Moscow introduces blockchain e-voting to overhaul smart-city plans

5 Dec 2017

Image: Aleksandr Rostemberskii/Shutterstock

The Moscow local government is looking to implement an often-discussed idea: an e-voting system built on blockchain.

While many issues have been raised (particularly in Ireland) surrounding e-voting and the potential for corruption or data security issues, the local government of Moscow is to plough ahead and test a new e-voting system built on blockchain.

Since 2014, the Active Citizen project has enabled almost 2m Muscovites to influence city management decisions and urban planning, but now it plans to overhaul the older online system by trialling blockchain e-voting.

As outlined before on, blockchain e-voting means a person’s vote would be timestamped with details of their last vote thanks to the encrypted algorithm, while an illegitimate one would be spotted more easily by a digital system, or even those within digital-savvy communities.

Moscow city officials claimed this would make it the first city in the world to implement blockchain in e-voting on such a large scale, but countries such as Estonia have already trialled blockchain-based e-voting for various state services.

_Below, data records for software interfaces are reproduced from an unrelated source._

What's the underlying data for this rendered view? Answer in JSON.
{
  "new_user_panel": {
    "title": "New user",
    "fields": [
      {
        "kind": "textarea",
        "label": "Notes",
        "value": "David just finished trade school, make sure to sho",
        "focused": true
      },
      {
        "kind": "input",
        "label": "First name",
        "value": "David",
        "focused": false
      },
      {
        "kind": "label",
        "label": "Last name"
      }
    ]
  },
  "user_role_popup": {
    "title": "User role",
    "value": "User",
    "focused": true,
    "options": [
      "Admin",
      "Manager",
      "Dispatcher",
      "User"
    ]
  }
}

Until now, the Active Citizen project and users could only receive election results through the website.

When every citizen becomes a node on the blockchain, however, Muscovites will be able to count the votes up and verify the authenticity of results in real time, thanks to its ability to create smart contracts.

Aims for 2m users

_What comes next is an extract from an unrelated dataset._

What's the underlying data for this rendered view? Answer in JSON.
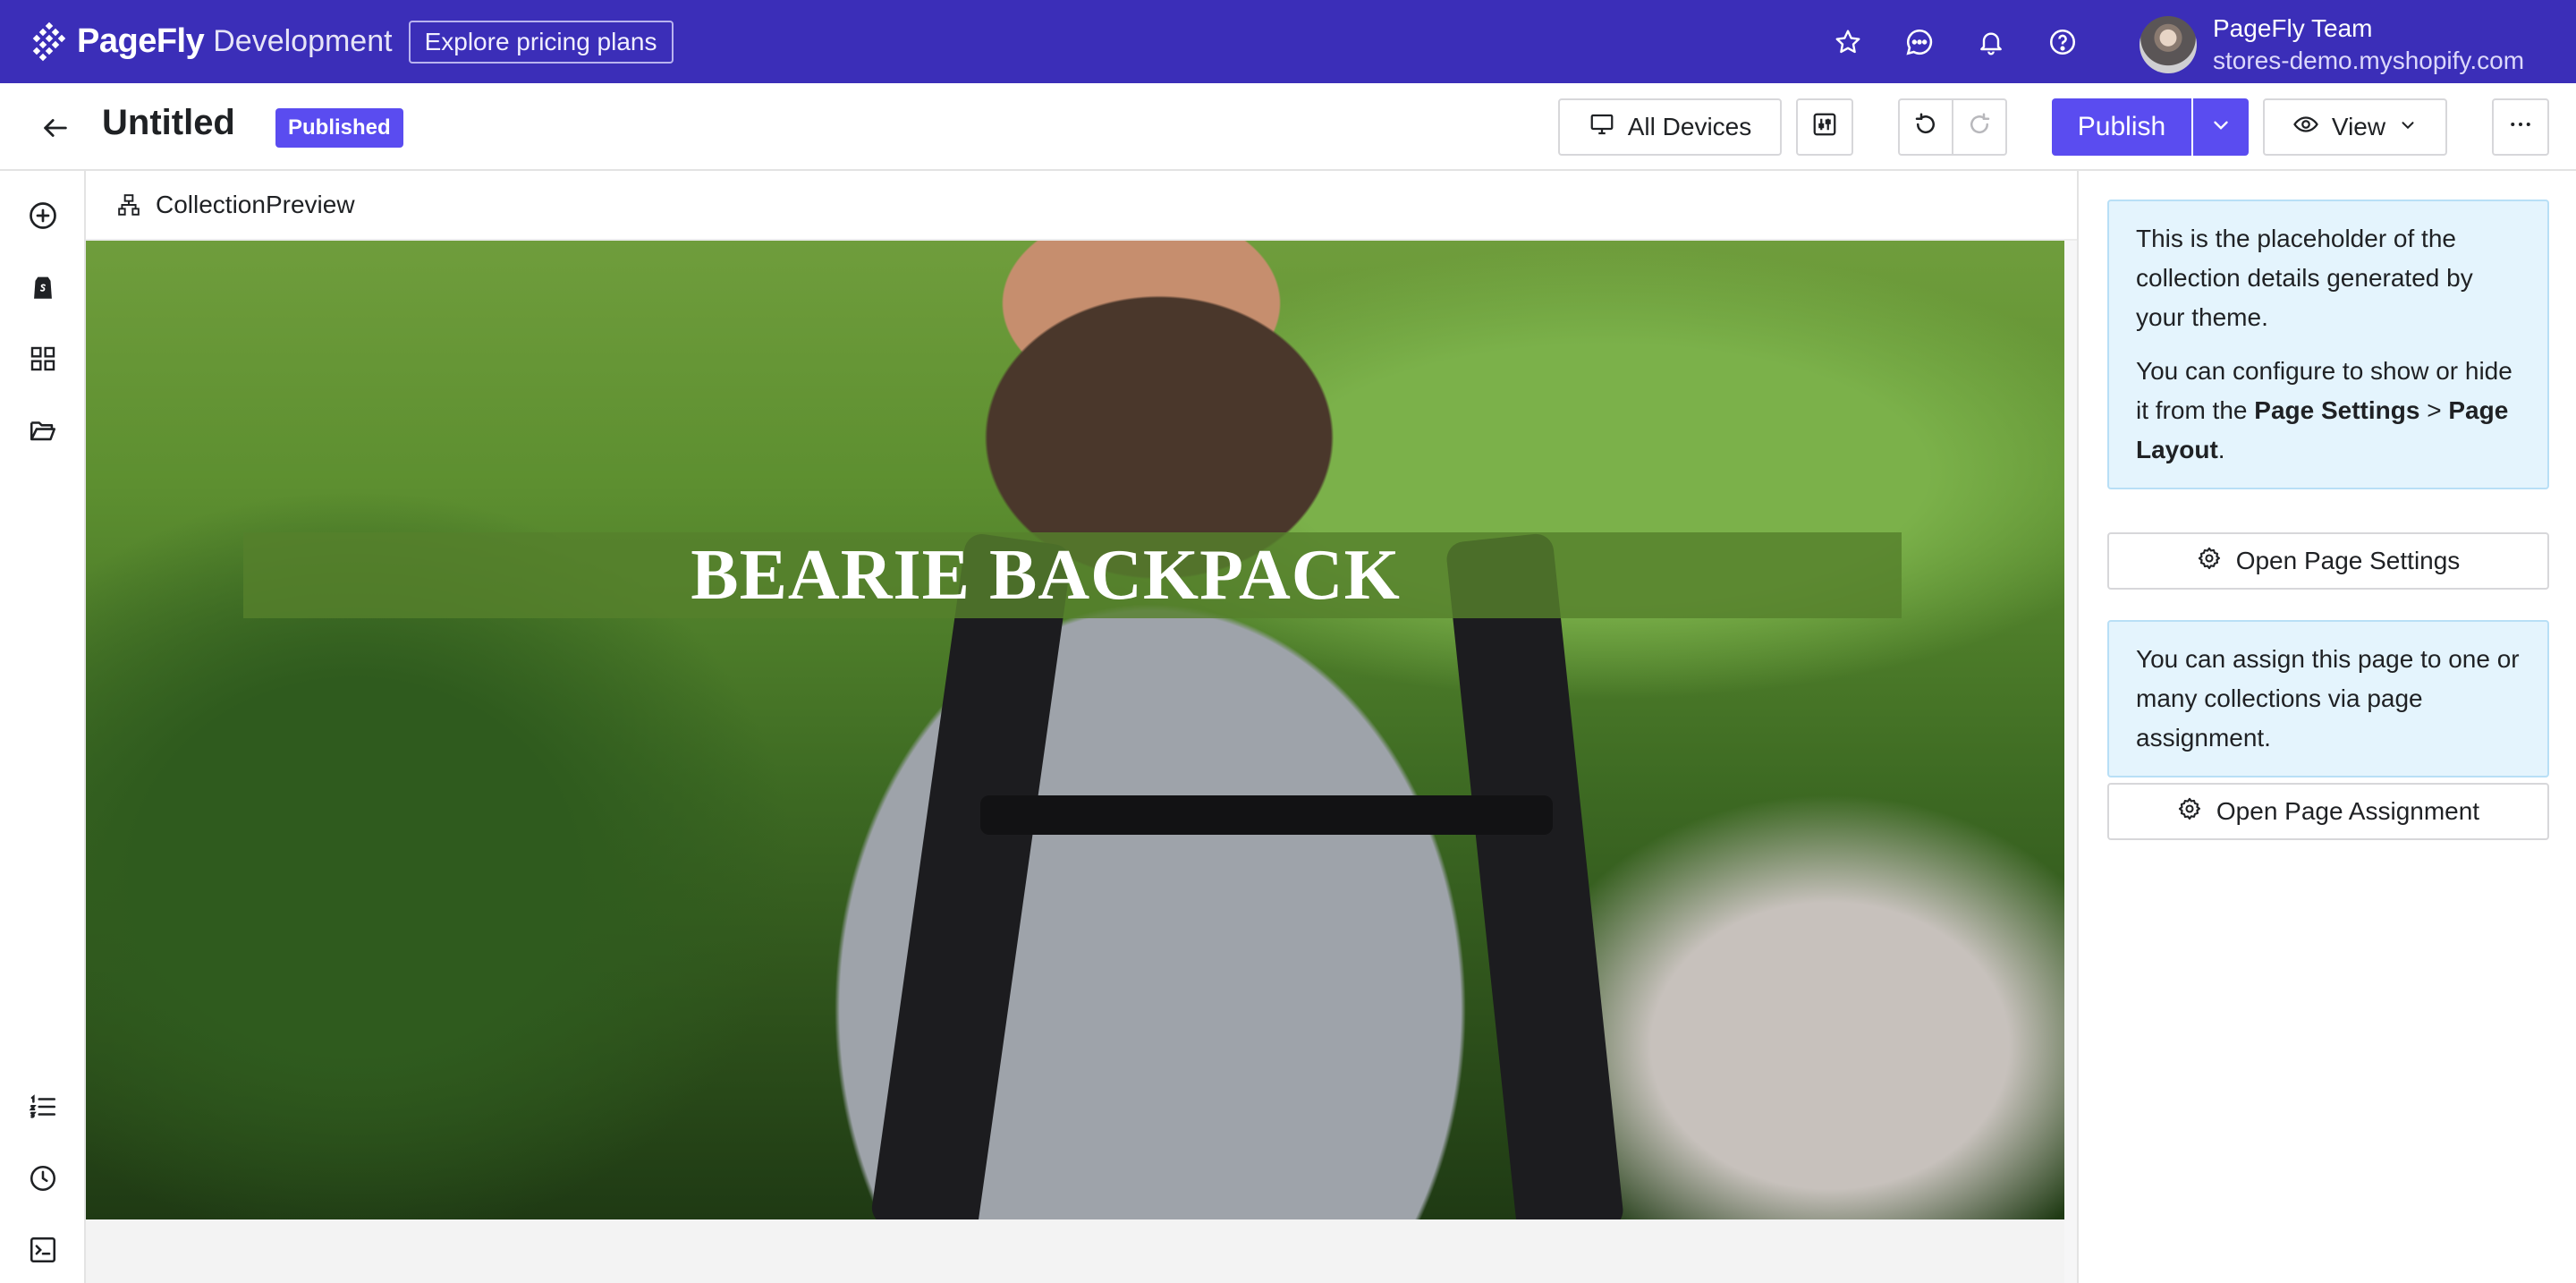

The Moscow government said that every vote in Active Citizen will become a smart contract, which is “publicly viewable and transparent” but just shows that the person has voted.

Once the vote is placed, it will be listed in a ledger consisting of all votes cast across a peer-to-peer network.

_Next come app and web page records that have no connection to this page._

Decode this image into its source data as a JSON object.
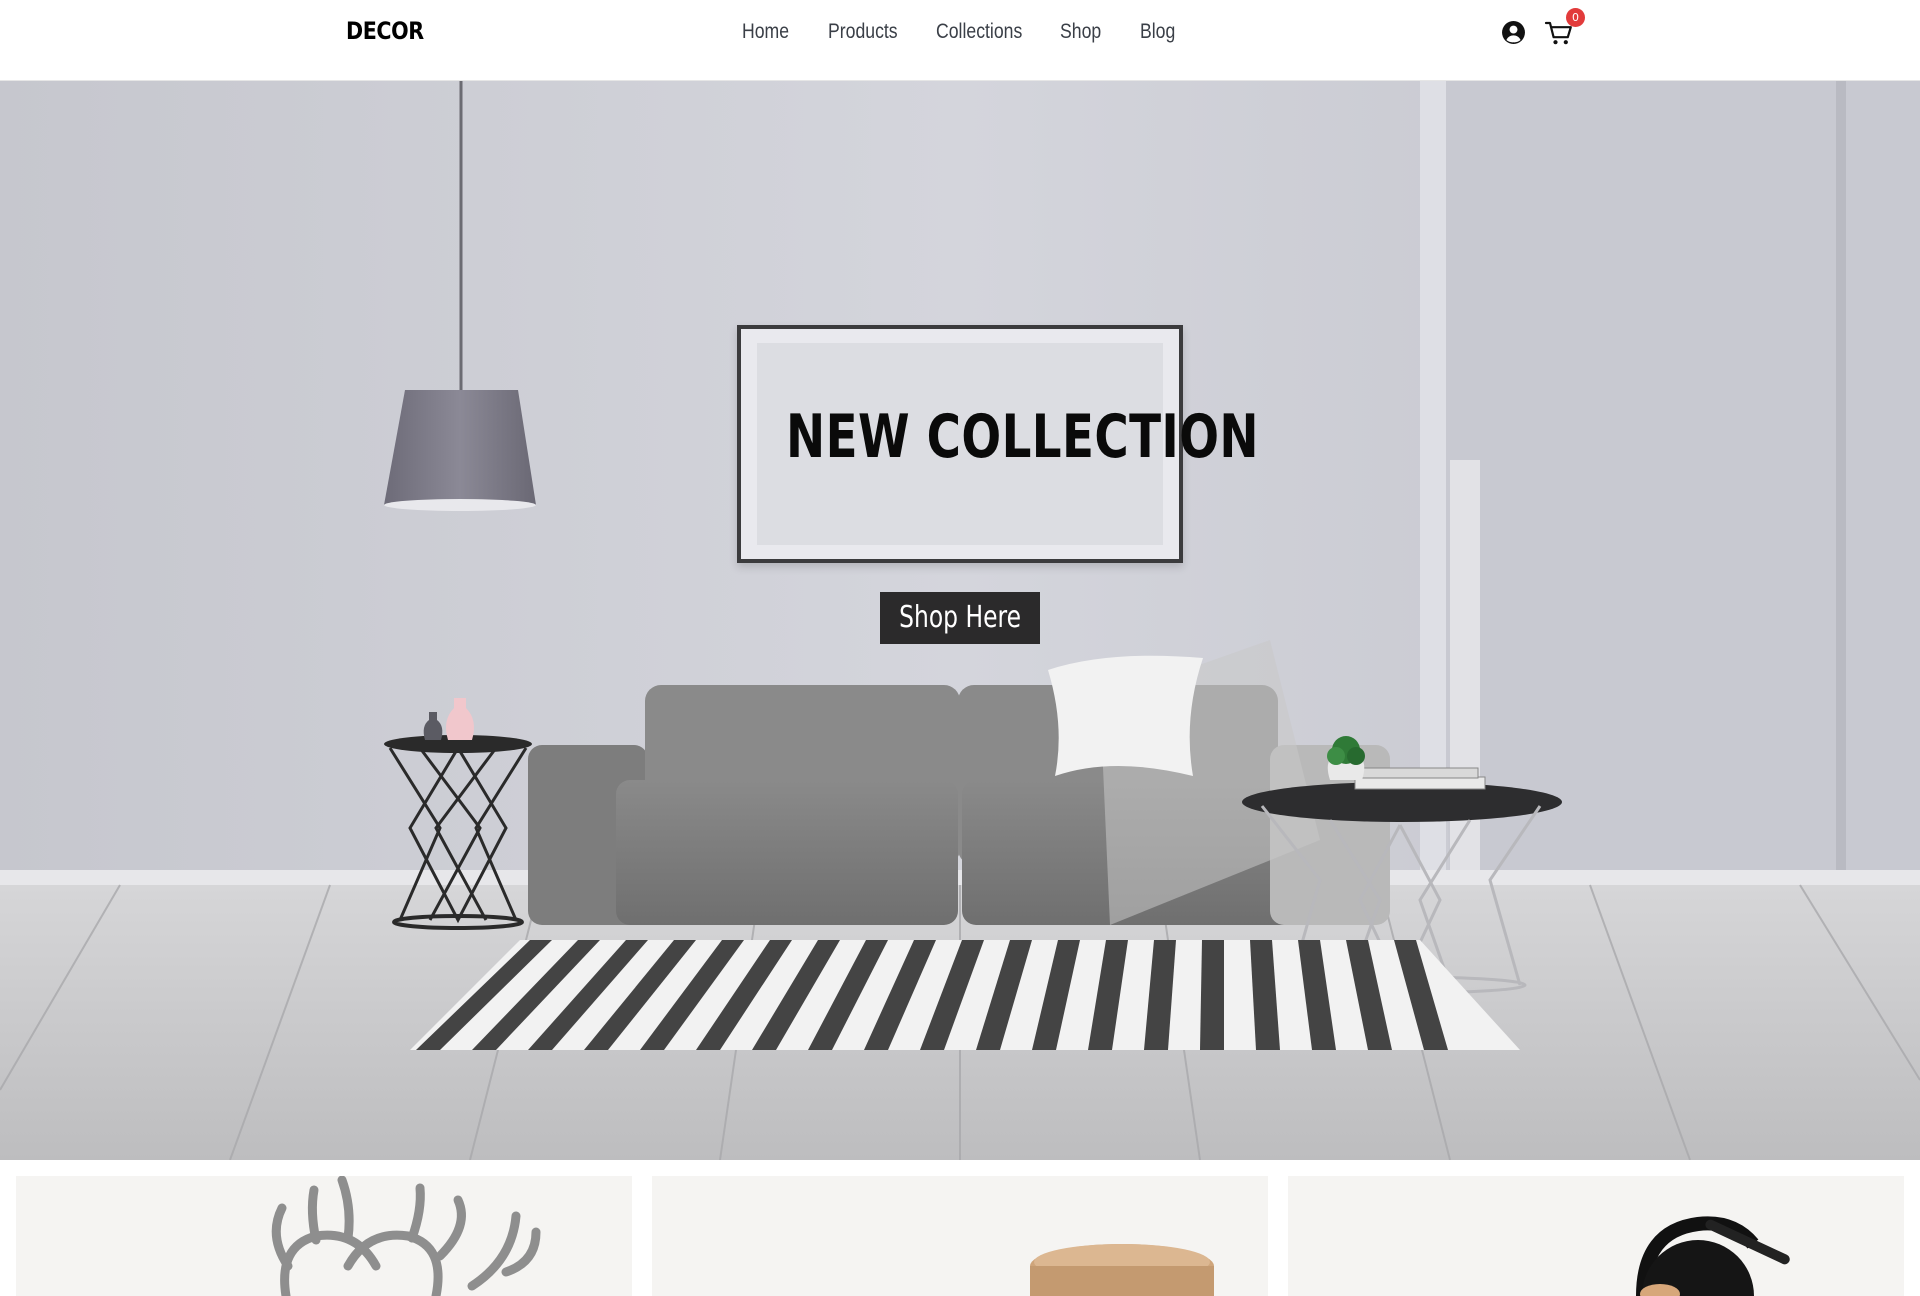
{
  "header": {
    "logo": "DECOR",
    "nav": [
      {
        "label": "Home"
      },
      {
        "label": "Products"
      },
      {
        "label": "Collections"
      },
      {
        "label": "Shop"
      },
      {
        "label": "Blog"
      }
    ],
    "user_icon": "user-circle-icon",
    "cart_icon": "shopping-cart-icon",
    "cart_count": "0"
  },
  "hero": {
    "title": "NEW COLLECTION",
    "cta_label": "Shop Here",
    "image": "living-room-scene"
  },
  "products": [
    {
      "image": "antler-decor"
    },
    {
      "image": "wooden-side-table"
    },
    {
      "image": "black-desk-lamp"
    }
  ],
  "colors": {
    "badge": "#e23b3b",
    "button_bg": "#2b2a2b",
    "card_bg": "#f5f4f2"
  }
}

It said this will guarantee that the data will not be lost or altered by someone after the vote is made, meaning there is no chance for fraud or third-party interference.

“We are excited to improve credibility and transparency of [the] e-voting system in Moscow by introducing blockchain,” said Artem Ermolaev, Moscow’s CIO.

“We believe that blockchain will increase trust between the citizens and the government. We aim to hit 2m users in the near future who are ready to influence the city life.”

If all goes well, Moscow will replicate it on other IT projects in the city.

Colm Gorey was a senior journalist with Silicon Republic